→ **Task**: Please restate, exactly as they appear, only the lines from the one that contains "Convert this screenshot" to the final line of the entries, with no pictures.

· · ·

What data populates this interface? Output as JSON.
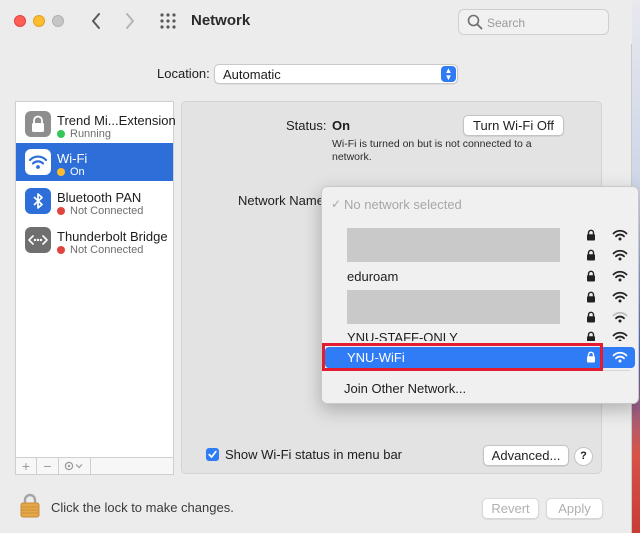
{
  "window": {
    "title": "Network",
    "search_placeholder": "Search"
  },
  "location": {
    "label": "Location:",
    "value": "Automatic"
  },
  "sidebar": {
    "items": [
      {
        "name": "Trend Mi...Extension",
        "status": "Running",
        "status_color": "#34c759",
        "icon": "lock-icon"
      },
      {
        "name": "Wi-Fi",
        "status": "On",
        "status_color": "#febc2e",
        "icon": "wifi-icon"
      },
      {
        "name": "Bluetooth PAN",
        "status": "Not Connected",
        "status_color": "#e0443e",
        "icon": "bluetooth-icon"
      },
      {
        "name": "Thunderbolt Bridge",
        "status": "Not Connected",
        "status_color": "#e0443e",
        "icon": "thunderbolt-bridge-icon"
      }
    ]
  },
  "detail": {
    "status_label": "Status:",
    "status_value": "On",
    "turn_off_label": "Turn Wi-Fi Off",
    "status_description": "Wi-Fi is turned on but is not connected to a network.",
    "network_name_label": "Network Name",
    "show_wifi_label": "Show Wi-Fi status in menu bar",
    "show_wifi_checked": true,
    "advanced_label": "Advanced...",
    "help_label": "?"
  },
  "network_menu": {
    "header": "No network selected",
    "networks": [
      {
        "name": "",
        "redacted": true
      },
      {
        "name": "eduroam",
        "redacted": false
      },
      {
        "name": "",
        "redacted": true
      },
      {
        "name": "YNU-STAFF-ONLY",
        "redacted": false
      },
      {
        "name": "YNU-WiFi",
        "redacted": false,
        "selected": true
      }
    ],
    "join_other_label": "Join Other Network..."
  },
  "footer": {
    "lock_label": "Click the lock to make changes.",
    "revert_label": "Revert",
    "apply_label": "Apply"
  },
  "colors": {
    "accent": "#2f7cf6",
    "sidebar_selected": "#2d6ed9",
    "highlight_outline": "#e31c2f"
  }
}
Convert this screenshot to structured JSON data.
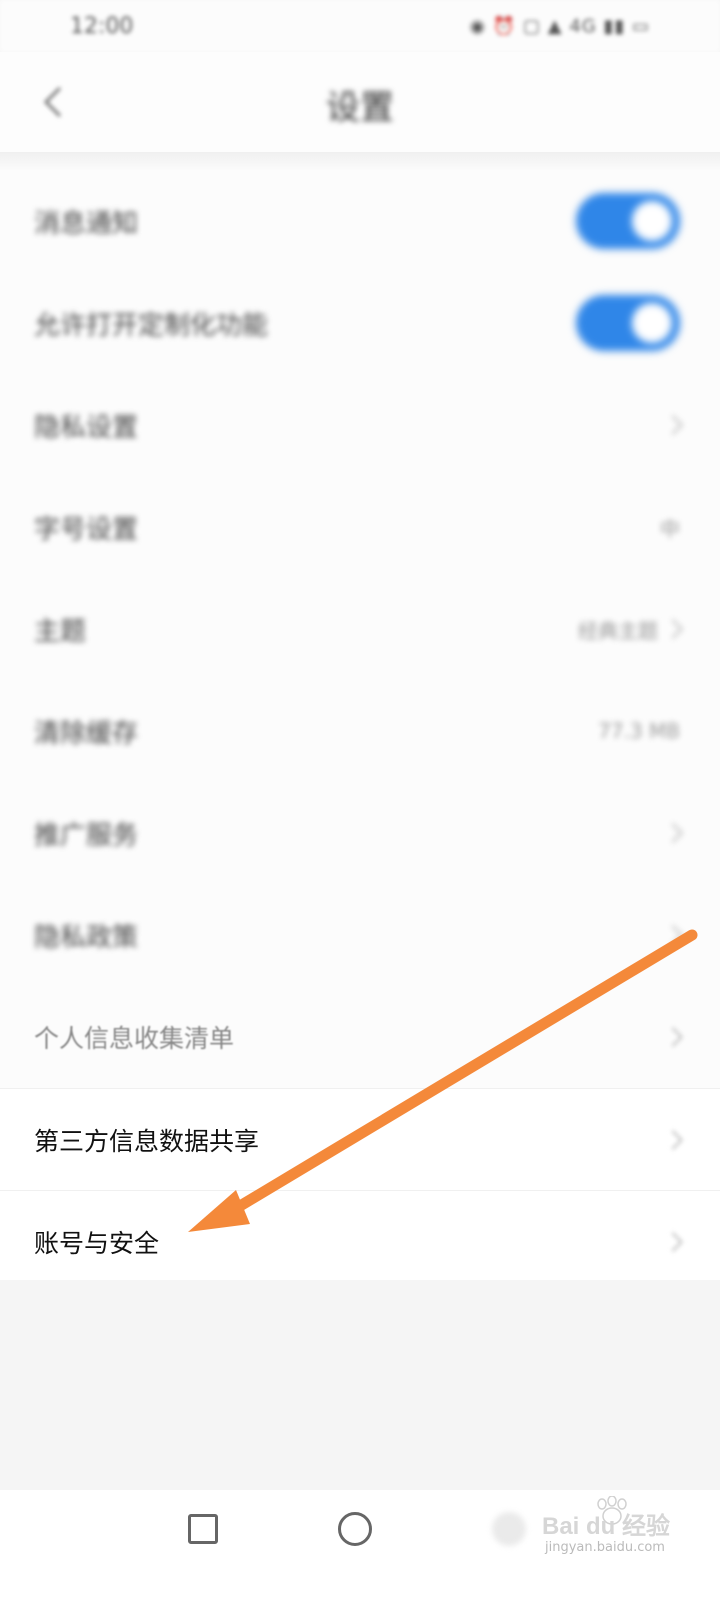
{
  "status_bar": {
    "time": "12:00",
    "icons": "◉ ⏰ ▢ ▲ 4G ▮▮ ▭"
  },
  "header": {
    "title": "设置",
    "back_icon": "back-chevron-icon"
  },
  "settings": {
    "rows": [
      {
        "label": "消息通知",
        "type": "toggle",
        "on": true
      },
      {
        "label": "允许打开定制化功能",
        "type": "toggle",
        "on": true
      },
      {
        "label": "隐私设置",
        "type": "link"
      },
      {
        "label": "字号设置",
        "type": "value",
        "value": "中"
      },
      {
        "label": "主题",
        "type": "value",
        "value": "经典主题"
      },
      {
        "label": "清除缓存",
        "type": "value",
        "value": "77.3 MB"
      },
      {
        "label": "推广服务",
        "type": "link"
      },
      {
        "label": "隐私政策",
        "type": "link"
      },
      {
        "label": "个人信息收集清单",
        "type": "link"
      },
      {
        "label": "第三方信息数据共享",
        "type": "link"
      },
      {
        "label": "账号与安全",
        "type": "link"
      }
    ]
  },
  "annotation": {
    "color": "#f4893a"
  },
  "nav": {
    "recent_icon": "square-recent-icon",
    "home_icon": "circle-home-icon",
    "back_icon": "back-nav-icon"
  },
  "watermark": {
    "brand": "Bai du 经验",
    "url": "jingyan.baidu.com"
  },
  "colors": {
    "toggle_on": "#2f86e8",
    "arrow": "#f4893a"
  }
}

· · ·

→ **Task result**:
Convert this screenshot to structured JSON data.
{
  "status_bar": {
    "time": "12:00",
    "icons": "◉ ⏰ ▢ ▲ 4G ▮▮ ▭"
  },
  "header": {
    "title": "设置",
    "back_icon": "back-chevron-icon"
  },
  "settings": {
    "rows": [
      {
        "label": "消息通知",
        "type": "toggle",
        "on": true
      },
      {
        "label": "允许打开定制化功能",
        "type": "toggle",
        "on": true
      },
      {
        "label": "隐私设置",
        "type": "link"
      },
      {
        "label": "字号设置",
        "type": "value",
        "value": "中"
      },
      {
        "label": "主题",
        "type": "value",
        "value": "经典主题"
      },
      {
        "label": "清除缓存",
        "type": "value",
        "value": "77.3 MB"
      },
      {
        "label": "推广服务",
        "type": "link"
      },
      {
        "label": "隐私政策",
        "type": "link"
      },
      {
        "label": "个人信息收集清单",
        "type": "link"
      },
      {
        "label": "第三方信息数据共享",
        "type": "link"
      },
      {
        "label": "账号与安全",
        "type": "link"
      }
    ]
  },
  "annotation": {
    "color": "#f4893a"
  },
  "nav": {
    "recent_icon": "square-recent-icon",
    "home_icon": "circle-home-icon",
    "back_icon": "back-nav-icon"
  },
  "watermark": {
    "brand": "Bai du 经验",
    "url": "jingyan.baidu.com"
  },
  "colors": {
    "toggle_on": "#2f86e8",
    "arrow": "#f4893a"
  }
}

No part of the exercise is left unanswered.